### Extracted data
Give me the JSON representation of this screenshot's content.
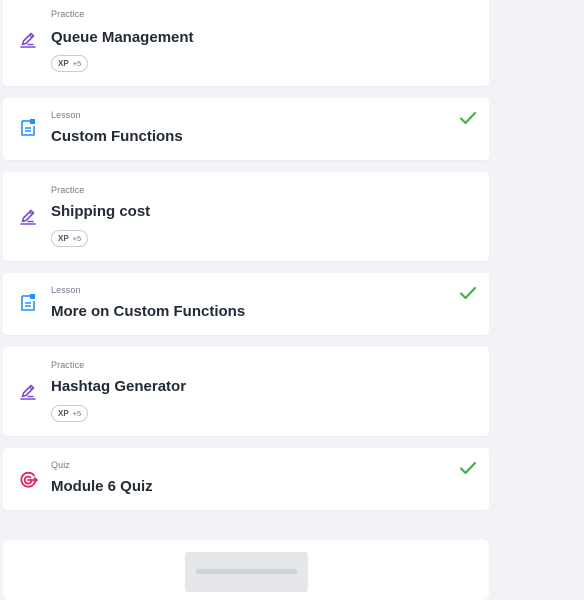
{
  "items": [
    {
      "kind": "Practice",
      "title": "Queue Management",
      "icon": "pencil-lines-icon",
      "xp_label": "XP",
      "xp_value": "+5",
      "completed": false
    },
    {
      "kind": "Lesson",
      "title": "Custom Functions",
      "icon": "lesson-document-icon",
      "completed": true
    },
    {
      "kind": "Practice",
      "title": "Shipping cost",
      "icon": "pencil-lines-icon",
      "xp_label": "XP",
      "xp_value": "+5",
      "completed": false
    },
    {
      "kind": "Lesson",
      "title": "More on Custom Functions",
      "icon": "lesson-document-icon",
      "completed": true
    },
    {
      "kind": "Practice",
      "title": "Hashtag Generator",
      "icon": "pencil-lines-icon",
      "xp_label": "XP",
      "xp_value": "+5",
      "completed": false
    },
    {
      "kind": "Quiz",
      "title": "Module 6 Quiz",
      "icon": "quiz-target-icon",
      "completed": true
    }
  ],
  "colors": {
    "practice_icon": "#7c4dca",
    "lesson_icon": "#1e90ff",
    "quiz_icon": "#e0245e",
    "check": "#44b14a",
    "background": "#f1f3f6"
  }
}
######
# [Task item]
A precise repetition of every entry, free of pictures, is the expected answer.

# [Answer to this problem]
Give me the JSON representation of this screenshot's content.
{
  "items": [
    {
      "kind": "Practice",
      "title": "Queue Management",
      "icon": "pencil-lines-icon",
      "xp_label": "XP",
      "xp_value": "+5",
      "completed": false
    },
    {
      "kind": "Lesson",
      "title": "Custom Functions",
      "icon": "lesson-document-icon",
      "completed": true
    },
    {
      "kind": "Practice",
      "title": "Shipping cost",
      "icon": "pencil-lines-icon",
      "xp_label": "XP",
      "xp_value": "+5",
      "completed": false
    },
    {
      "kind": "Lesson",
      "title": "More on Custom Functions",
      "icon": "lesson-document-icon",
      "completed": true
    },
    {
      "kind": "Practice",
      "title": "Hashtag Generator",
      "icon": "pencil-lines-icon",
      "xp_label": "XP",
      "xp_value": "+5",
      "completed": false
    },
    {
      "kind": "Quiz",
      "title": "Module 6 Quiz",
      "icon": "quiz-target-icon",
      "completed": true
    }
  ],
  "colors": {
    "practice_icon": "#7c4dca",
    "lesson_icon": "#1e90ff",
    "quiz_icon": "#e0245e",
    "check": "#44b14a",
    "background": "#f1f3f6"
  }
}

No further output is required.